→ Instructions to follow
Write out the records that follow exactly. Do not include pictures.

→ Data shown

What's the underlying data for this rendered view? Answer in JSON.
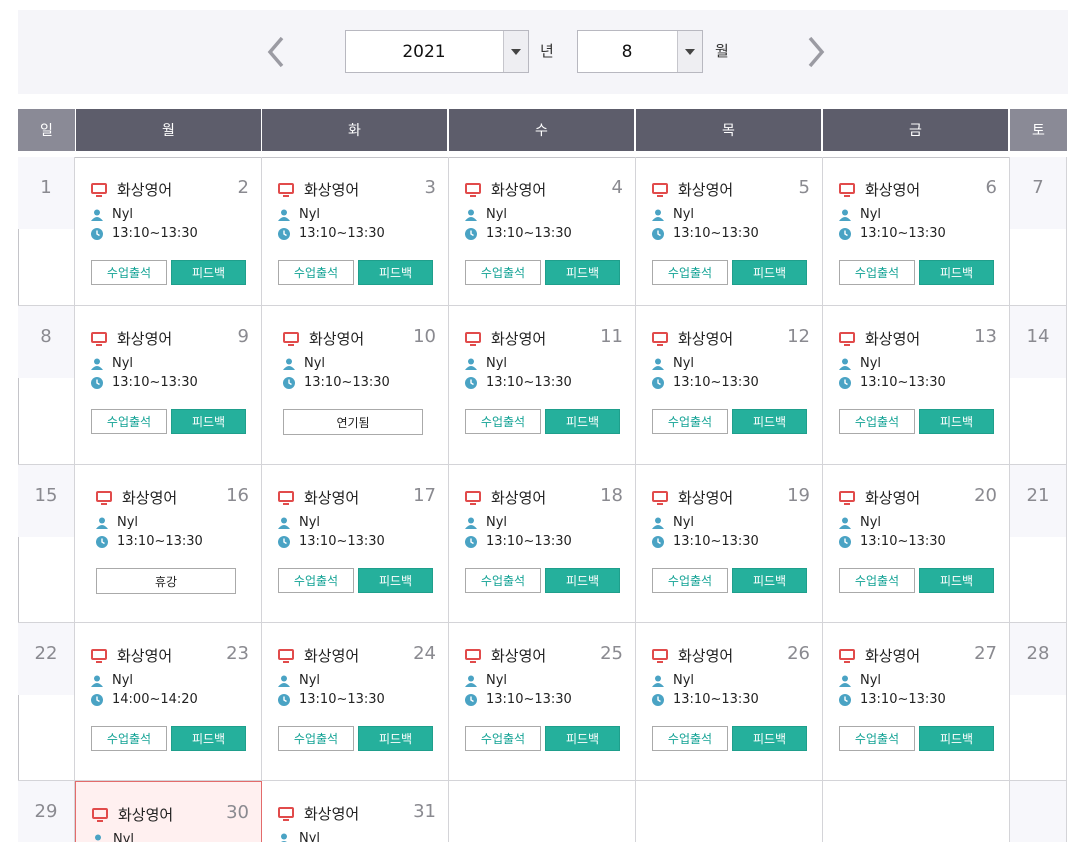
{
  "header": {
    "year": "2021",
    "year_unit": "년",
    "month": "8",
    "month_unit": "월"
  },
  "weekdays": [
    "일",
    "월",
    "화",
    "수",
    "목",
    "금",
    "토"
  ],
  "lesson": {
    "title": "화상영어",
    "teacher": "Nyl",
    "attend_label": "수업출석",
    "feedback_label": "피드백"
  },
  "weeks": [
    {
      "sun": "1",
      "sat": "7",
      "days": [
        {
          "day": "2",
          "time": "13:10~13:30"
        },
        {
          "day": "3",
          "time": "13:10~13:30"
        },
        {
          "day": "4",
          "time": "13:10~13:30"
        },
        {
          "day": "5",
          "time": "13:10~13:30"
        },
        {
          "day": "6",
          "time": "13:10~13:30"
        }
      ]
    },
    {
      "sun": "8",
      "sat": "14",
      "days": [
        {
          "day": "9",
          "time": "13:10~13:30"
        },
        {
          "day": "10",
          "time": "13:10~13:30",
          "status": "연기됨"
        },
        {
          "day": "11",
          "time": "13:10~13:30"
        },
        {
          "day": "12",
          "time": "13:10~13:30"
        },
        {
          "day": "13",
          "time": "13:10~13:30"
        }
      ]
    },
    {
      "sun": "15",
      "sat": "21",
      "days": [
        {
          "day": "16",
          "time": "13:10~13:30",
          "status": "휴강"
        },
        {
          "day": "17",
          "time": "13:10~13:30"
        },
        {
          "day": "18",
          "time": "13:10~13:30"
        },
        {
          "day": "19",
          "time": "13:10~13:30"
        },
        {
          "day": "20",
          "time": "13:10~13:30"
        }
      ]
    },
    {
      "sun": "22",
      "sat": "28",
      "days": [
        {
          "day": "23",
          "time": "14:00~14:20"
        },
        {
          "day": "24",
          "time": "13:10~13:30"
        },
        {
          "day": "25",
          "time": "13:10~13:30"
        },
        {
          "day": "26",
          "time": "13:10~13:30"
        },
        {
          "day": "27",
          "time": "13:10~13:30"
        }
      ]
    },
    {
      "sun": "29",
      "sat": "",
      "days": [
        {
          "day": "30",
          "time": "",
          "today": true
        },
        {
          "day": "31",
          "time": ""
        },
        {
          "day": ""
        },
        {
          "day": ""
        },
        {
          "day": ""
        }
      ]
    }
  ],
  "colors": {
    "header": "#5d5d6b",
    "header_weekend": "#8a8a96",
    "accent": "#25b09c",
    "monitor_icon": "#e14b4b",
    "info_icon": "#4aa3c4",
    "today_bg": "#fff0f0"
  }
}
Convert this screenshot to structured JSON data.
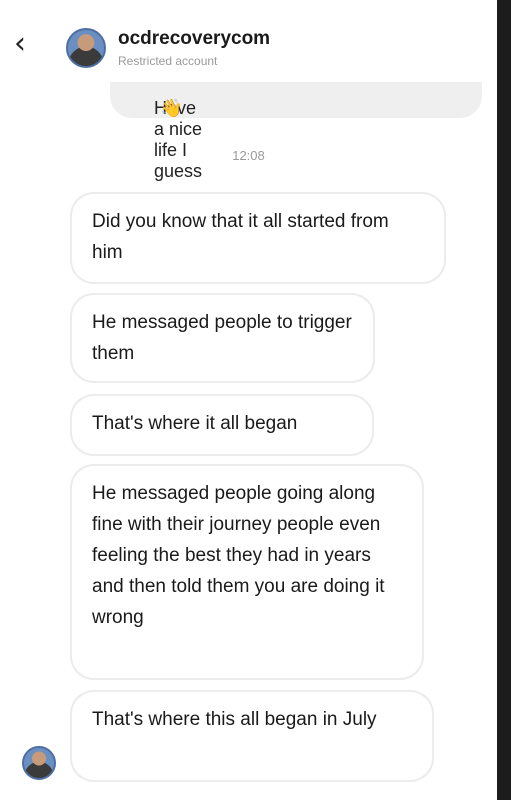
{
  "header": {
    "back_icon": "chevron-left-icon",
    "username": "ocdrecoverycom",
    "subtitle": "Restricted account"
  },
  "sent_message": {
    "text": "Have a nice life I guess",
    "emoji": "👋"
  },
  "timestamp": "12:08",
  "received_messages": [
    {
      "text": "Did you know that it all started from him"
    },
    {
      "text": "He messaged people to trigger them"
    },
    {
      "text": "That's where it all began"
    },
    {
      "text": "He messaged people going along fine with their journey people even feeling the best they had in years and then told them you are doing it wrong"
    },
    {
      "text": "That's where this all began in July"
    }
  ],
  "colors": {
    "bubble_border": "#ececec",
    "sent_bubble": "#efefef",
    "avatar_bg": "#6c8fc2"
  }
}
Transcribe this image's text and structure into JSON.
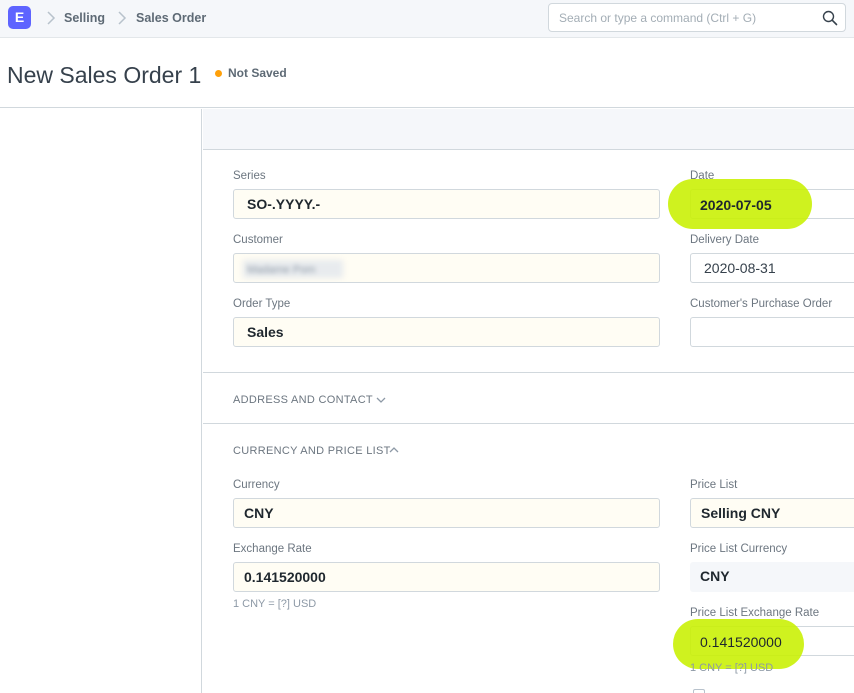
{
  "navbar": {
    "logo_letter": "E",
    "breadcrumbs": [
      "Selling",
      "Sales Order"
    ],
    "search": {
      "placeholder": "Search or type a command (Ctrl + G)",
      "value": ""
    }
  },
  "page": {
    "title": "New Sales Order 1",
    "status": "Not Saved",
    "status_color": "#ffa00a"
  },
  "form": {
    "series": {
      "label": "Series",
      "value": "SO-.YYYY.-"
    },
    "customer": {
      "label": "Customer",
      "value": "Madame Pom"
    },
    "order_type": {
      "label": "Order Type",
      "value": "Sales"
    },
    "date": {
      "label": "Date",
      "value": "2020-07-05"
    },
    "delivery_date": {
      "label": "Delivery Date",
      "value": "2020-08-31"
    },
    "customer_po": {
      "label": "Customer's Purchase Order",
      "value": ""
    },
    "address_section": {
      "title": "ADDRESS AND CONTACT"
    },
    "currency_section": {
      "title": "CURRENCY AND PRICE LIST"
    },
    "currency": {
      "label": "Currency",
      "value": "CNY"
    },
    "exchange_rate": {
      "label": "Exchange Rate",
      "value": "0.141520000",
      "help": "1 CNY = [?] USD"
    },
    "price_list": {
      "label": "Price List",
      "value": "Selling CNY"
    },
    "price_list_currency": {
      "label": "Price List Currency",
      "value": "CNY"
    },
    "price_list_exchange_rate": {
      "label": "Price List Exchange Rate",
      "value": "0.141520000",
      "help": "1 CNY = [?] USD"
    }
  },
  "colors": {
    "accent": "#5e64ff",
    "highlight": "#c8f000"
  },
  "icons": [
    "chevron-right-icon",
    "search-icon",
    "chevron-down-icon",
    "chevron-up-icon"
  ]
}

→ Result of this exercise
What's the underlying data for this rendered view? Answer in JSON.
{
  "header": {
    "year": "2021",
    "year_unit": "년",
    "month": "8",
    "month_unit": "월"
  },
  "weekdays": [
    "일",
    "월",
    "화",
    "수",
    "목",
    "금",
    "토"
  ],
  "lesson": {
    "title": "화상영어",
    "teacher": "Nyl",
    "attend_label": "수업출석",
    "feedback_label": "피드백"
  },
  "weeks": [
    {
      "sun": "1",
      "sat": "7",
      "days": [
        {
          "day": "2",
          "time": "13:10~13:30"
        },
        {
          "day": "3",
          "time": "13:10~13:30"
        },
        {
          "day": "4",
          "time": "13:10~13:30"
        },
        {
          "day": "5",
          "time": "13:10~13:30"
        },
        {
          "day": "6",
          "time": "13:10~13:30"
        }
      ]
    },
    {
      "sun": "8",
      "sat": "14",
      "days": [
        {
          "day": "9",
          "time": "13:10~13:30"
        },
        {
          "day": "10",
          "time": "13:10~13:30",
          "status": "연기됨"
        },
        {
          "day": "11",
          "time": "13:10~13:30"
        },
        {
          "day": "12",
          "time": "13:10~13:30"
        },
        {
          "day": "13",
          "time": "13:10~13:30"
        }
      ]
    },
    {
      "sun": "15",
      "sat": "21",
      "days": [
        {
          "day": "16",
          "time": "13:10~13:30",
          "status": "휴강"
        },
        {
          "day": "17",
          "time": "13:10~13:30"
        },
        {
          "day": "18",
          "time": "13:10~13:30"
        },
        {
          "day": "19",
          "time": "13:10~13:30"
        },
        {
          "day": "20",
          "time": "13:10~13:30"
        }
      ]
    },
    {
      "sun": "22",
      "sat": "28",
      "days": [
        {
          "day": "23",
          "time": "14:00~14:20"
        },
        {
          "day": "24",
          "time": "13:10~13:30"
        },
        {
          "day": "25",
          "time": "13:10~13:30"
        },
        {
          "day": "26",
          "time": "13:10~13:30"
        },
        {
          "day": "27",
          "time": "13:10~13:30"
        }
      ]
    },
    {
      "sun": "29",
      "sat": "",
      "days": [
        {
          "day": "30",
          "time": "",
          "today": true
        },
        {
          "day": "31",
          "time": ""
        },
        {
          "day": ""
        },
        {
          "day": ""
        },
        {
          "day": ""
        }
      ]
    }
  ],
  "colors": {
    "header": "#5d5d6b",
    "header_weekend": "#8a8a96",
    "accent": "#25b09c",
    "monitor_icon": "#e14b4b",
    "info_icon": "#4aa3c4",
    "today_bg": "#fff0f0"
  }
}
Convert this screenshot to structured JSON data.
{
  "header": {
    "back_icon": "chevron-left-icon",
    "username": "ocdrecoverycom",
    "subtitle": "Restricted account"
  },
  "sent_message": {
    "text": "Have a nice life I guess",
    "emoji": "👋"
  },
  "timestamp": "12:08",
  "received_messages": [
    {
      "text": "Did you know that it all started from him"
    },
    {
      "text": "He messaged people to trigger them"
    },
    {
      "text": "That's where it all began"
    },
    {
      "text": "He messaged people going along fine with their journey people even feeling the best they had in years and then told them you are doing it wrong"
    },
    {
      "text": "That's where this all began in July"
    }
  ],
  "colors": {
    "bubble_border": "#ececec",
    "sent_bubble": "#efefef",
    "avatar_bg": "#6c8fc2"
  }
}
Transcribe this image's text and structure into JSON.
{
  "navbar": {
    "logo_letter": "E",
    "breadcrumbs": [
      "Selling",
      "Sales Order"
    ],
    "search": {
      "placeholder": "Search or type a command (Ctrl + G)",
      "value": ""
    }
  },
  "page": {
    "title": "New Sales Order 1",
    "status": "Not Saved",
    "status_color": "#ffa00a"
  },
  "form": {
    "series": {
      "label": "Series",
      "value": "SO-.YYYY.-"
    },
    "customer": {
      "label": "Customer",
      "value": "Madame Pom"
    },
    "order_type": {
      "label": "Order Type",
      "value": "Sales"
    },
    "date": {
      "label": "Date",
      "value": "2020-07-05"
    },
    "delivery_date": {
      "label": "Delivery Date",
      "value": "2020-08-31"
    },
    "customer_po": {
      "label": "Customer's Purchase Order",
      "value": ""
    },
    "address_section": {
      "title": "ADDRESS AND CONTACT"
    },
    "currency_section": {
      "title": "CURRENCY AND PRICE LIST"
    },
    "currency": {
      "label": "Currency",
      "value": "CNY"
    },
    "exchange_rate": {
      "label": "Exchange Rate",
      "value": "0.141520000",
      "help": "1 CNY = [?] USD"
    },
    "price_list": {
      "label": "Price List",
      "value": "Selling CNY"
    },
    "price_list_currency": {
      "label": "Price List Currency",
      "value": "CNY"
    },
    "price_list_exchange_rate": {
      "label": "Price List Exchange Rate",
      "value": "0.141520000",
      "help": "1 CNY = [?] USD"
    }
  },
  "colors": {
    "accent": "#5e64ff",
    "highlight": "#c8f000"
  },
  "icons": [
    "chevron-right-icon",
    "search-icon",
    "chevron-down-icon",
    "chevron-up-icon"
  ]
}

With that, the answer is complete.